# About this task
Look through the entries below and show every line containing the word "subtitle".

[Source records]
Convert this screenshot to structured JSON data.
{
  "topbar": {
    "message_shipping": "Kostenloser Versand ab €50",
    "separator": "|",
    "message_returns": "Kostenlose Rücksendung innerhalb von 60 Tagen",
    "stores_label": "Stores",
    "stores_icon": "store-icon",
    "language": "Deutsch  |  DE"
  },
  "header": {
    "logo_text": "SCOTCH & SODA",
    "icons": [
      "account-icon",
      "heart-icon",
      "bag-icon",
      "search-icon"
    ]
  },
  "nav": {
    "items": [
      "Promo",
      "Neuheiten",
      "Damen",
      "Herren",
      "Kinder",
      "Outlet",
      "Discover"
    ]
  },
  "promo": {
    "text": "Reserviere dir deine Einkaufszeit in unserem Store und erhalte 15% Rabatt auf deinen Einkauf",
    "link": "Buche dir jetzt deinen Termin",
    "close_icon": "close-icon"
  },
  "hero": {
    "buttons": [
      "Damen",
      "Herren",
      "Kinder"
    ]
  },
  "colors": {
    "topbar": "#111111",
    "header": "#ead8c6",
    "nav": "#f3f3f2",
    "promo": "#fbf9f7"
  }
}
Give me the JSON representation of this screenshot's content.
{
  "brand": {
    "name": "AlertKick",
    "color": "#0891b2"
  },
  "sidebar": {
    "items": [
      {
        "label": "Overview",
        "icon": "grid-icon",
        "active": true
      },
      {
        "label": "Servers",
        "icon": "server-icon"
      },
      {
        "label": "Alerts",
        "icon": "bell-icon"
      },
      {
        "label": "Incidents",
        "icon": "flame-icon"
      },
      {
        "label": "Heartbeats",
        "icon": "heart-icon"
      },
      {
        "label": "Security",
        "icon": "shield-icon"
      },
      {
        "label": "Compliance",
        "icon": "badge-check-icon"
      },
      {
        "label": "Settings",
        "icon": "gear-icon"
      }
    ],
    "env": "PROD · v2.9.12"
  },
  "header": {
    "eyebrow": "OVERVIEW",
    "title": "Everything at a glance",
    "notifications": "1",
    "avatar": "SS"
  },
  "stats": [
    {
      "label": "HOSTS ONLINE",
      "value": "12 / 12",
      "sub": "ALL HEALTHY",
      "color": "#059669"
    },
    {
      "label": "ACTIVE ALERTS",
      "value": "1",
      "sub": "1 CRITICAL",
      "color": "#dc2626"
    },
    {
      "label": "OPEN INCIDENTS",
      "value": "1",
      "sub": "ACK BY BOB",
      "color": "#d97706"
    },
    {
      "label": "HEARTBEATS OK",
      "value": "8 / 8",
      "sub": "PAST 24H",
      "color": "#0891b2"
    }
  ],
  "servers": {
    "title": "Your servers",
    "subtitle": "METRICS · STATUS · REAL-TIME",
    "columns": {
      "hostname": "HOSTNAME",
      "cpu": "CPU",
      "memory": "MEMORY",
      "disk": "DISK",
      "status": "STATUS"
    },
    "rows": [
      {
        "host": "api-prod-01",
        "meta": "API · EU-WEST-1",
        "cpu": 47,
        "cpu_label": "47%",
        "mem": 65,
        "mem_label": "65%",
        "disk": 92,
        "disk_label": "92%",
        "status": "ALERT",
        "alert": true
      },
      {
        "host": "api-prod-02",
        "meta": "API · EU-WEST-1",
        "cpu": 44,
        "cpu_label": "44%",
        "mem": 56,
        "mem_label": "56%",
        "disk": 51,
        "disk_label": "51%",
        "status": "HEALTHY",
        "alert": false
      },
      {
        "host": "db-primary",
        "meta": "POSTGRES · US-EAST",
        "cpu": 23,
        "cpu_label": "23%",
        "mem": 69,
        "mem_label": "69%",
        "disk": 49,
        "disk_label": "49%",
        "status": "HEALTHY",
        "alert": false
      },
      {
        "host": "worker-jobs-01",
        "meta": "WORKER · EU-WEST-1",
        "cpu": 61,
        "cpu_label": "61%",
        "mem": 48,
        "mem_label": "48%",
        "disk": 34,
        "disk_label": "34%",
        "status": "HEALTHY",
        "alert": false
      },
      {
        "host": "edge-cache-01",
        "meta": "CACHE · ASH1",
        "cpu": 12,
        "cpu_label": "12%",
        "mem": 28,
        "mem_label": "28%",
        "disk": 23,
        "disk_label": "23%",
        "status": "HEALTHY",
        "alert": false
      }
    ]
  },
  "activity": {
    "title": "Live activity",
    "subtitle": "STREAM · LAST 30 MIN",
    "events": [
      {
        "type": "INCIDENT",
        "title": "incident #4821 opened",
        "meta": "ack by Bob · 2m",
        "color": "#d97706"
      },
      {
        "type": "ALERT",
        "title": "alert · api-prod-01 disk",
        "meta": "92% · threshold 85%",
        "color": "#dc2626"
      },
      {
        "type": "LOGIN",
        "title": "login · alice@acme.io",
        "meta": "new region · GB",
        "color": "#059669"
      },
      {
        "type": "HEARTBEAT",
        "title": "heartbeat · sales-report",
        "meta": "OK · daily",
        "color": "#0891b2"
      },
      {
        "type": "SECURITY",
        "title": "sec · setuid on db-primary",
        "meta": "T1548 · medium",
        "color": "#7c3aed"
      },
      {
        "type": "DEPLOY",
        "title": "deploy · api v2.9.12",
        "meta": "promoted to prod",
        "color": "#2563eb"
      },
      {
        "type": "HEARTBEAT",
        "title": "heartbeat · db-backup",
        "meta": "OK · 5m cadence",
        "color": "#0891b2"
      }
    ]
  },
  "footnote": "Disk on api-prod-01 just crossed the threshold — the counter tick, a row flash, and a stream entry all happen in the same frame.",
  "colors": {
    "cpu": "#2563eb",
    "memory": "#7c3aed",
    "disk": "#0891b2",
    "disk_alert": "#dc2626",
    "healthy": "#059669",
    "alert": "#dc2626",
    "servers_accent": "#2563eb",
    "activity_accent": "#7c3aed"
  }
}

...

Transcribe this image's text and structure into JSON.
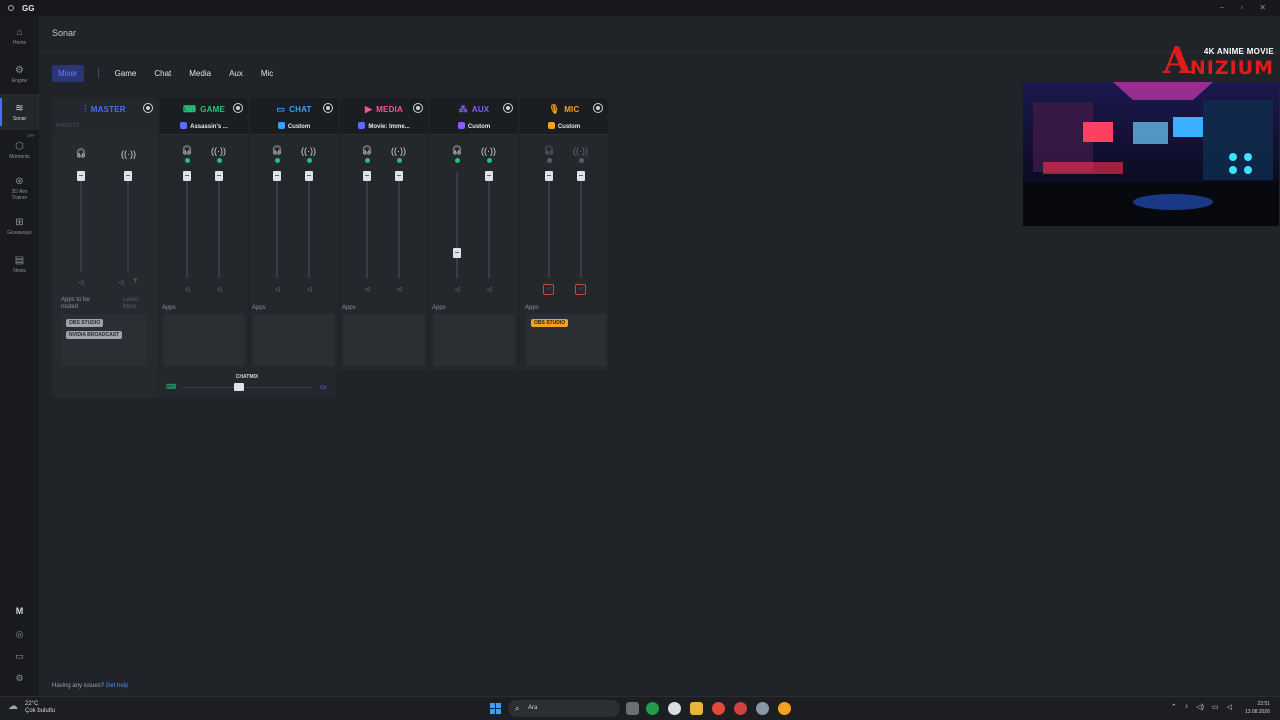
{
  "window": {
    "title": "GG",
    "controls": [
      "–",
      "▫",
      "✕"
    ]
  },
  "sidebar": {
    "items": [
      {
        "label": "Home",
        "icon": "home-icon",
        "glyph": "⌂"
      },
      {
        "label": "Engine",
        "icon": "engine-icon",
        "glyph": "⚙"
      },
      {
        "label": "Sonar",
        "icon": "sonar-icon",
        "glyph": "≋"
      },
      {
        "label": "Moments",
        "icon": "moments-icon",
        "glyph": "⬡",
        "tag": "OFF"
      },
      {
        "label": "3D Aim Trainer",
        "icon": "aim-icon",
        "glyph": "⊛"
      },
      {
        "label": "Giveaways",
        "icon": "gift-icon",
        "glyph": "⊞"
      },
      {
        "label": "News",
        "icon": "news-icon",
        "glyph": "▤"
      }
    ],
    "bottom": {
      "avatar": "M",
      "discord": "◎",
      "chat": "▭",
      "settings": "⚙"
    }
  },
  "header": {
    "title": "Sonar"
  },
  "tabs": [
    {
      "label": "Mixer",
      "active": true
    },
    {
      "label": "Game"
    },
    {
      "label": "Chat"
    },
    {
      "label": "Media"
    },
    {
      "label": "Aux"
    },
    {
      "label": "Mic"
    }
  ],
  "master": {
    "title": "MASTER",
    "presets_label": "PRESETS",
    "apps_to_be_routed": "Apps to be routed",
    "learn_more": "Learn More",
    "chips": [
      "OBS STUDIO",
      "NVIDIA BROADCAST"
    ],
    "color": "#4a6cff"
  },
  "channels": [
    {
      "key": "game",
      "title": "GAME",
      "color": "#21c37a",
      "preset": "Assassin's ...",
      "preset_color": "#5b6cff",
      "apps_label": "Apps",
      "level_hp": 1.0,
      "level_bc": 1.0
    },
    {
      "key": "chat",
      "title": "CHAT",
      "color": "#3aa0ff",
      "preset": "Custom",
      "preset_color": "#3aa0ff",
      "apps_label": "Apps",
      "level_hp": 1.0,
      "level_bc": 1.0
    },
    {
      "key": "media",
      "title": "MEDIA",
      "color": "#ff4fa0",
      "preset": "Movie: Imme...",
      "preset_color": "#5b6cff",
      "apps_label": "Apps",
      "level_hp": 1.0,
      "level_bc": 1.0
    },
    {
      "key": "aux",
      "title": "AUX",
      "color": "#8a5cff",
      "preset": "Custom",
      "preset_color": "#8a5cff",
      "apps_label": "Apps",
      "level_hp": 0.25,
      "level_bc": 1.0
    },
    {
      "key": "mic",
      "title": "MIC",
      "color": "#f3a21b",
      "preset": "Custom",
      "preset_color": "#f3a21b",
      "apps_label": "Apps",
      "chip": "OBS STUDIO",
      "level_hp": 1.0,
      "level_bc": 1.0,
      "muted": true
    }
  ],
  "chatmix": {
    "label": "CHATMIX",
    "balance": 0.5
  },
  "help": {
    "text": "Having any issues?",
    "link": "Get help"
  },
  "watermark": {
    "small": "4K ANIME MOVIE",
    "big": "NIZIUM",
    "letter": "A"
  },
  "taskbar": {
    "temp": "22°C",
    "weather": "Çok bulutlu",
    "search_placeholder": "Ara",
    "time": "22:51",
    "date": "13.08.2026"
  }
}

# Written answer
    "subtitle": "METRICS · STATUS · REAL-TIME",
    "subtitle": "STREAM · LAST 30 MIN",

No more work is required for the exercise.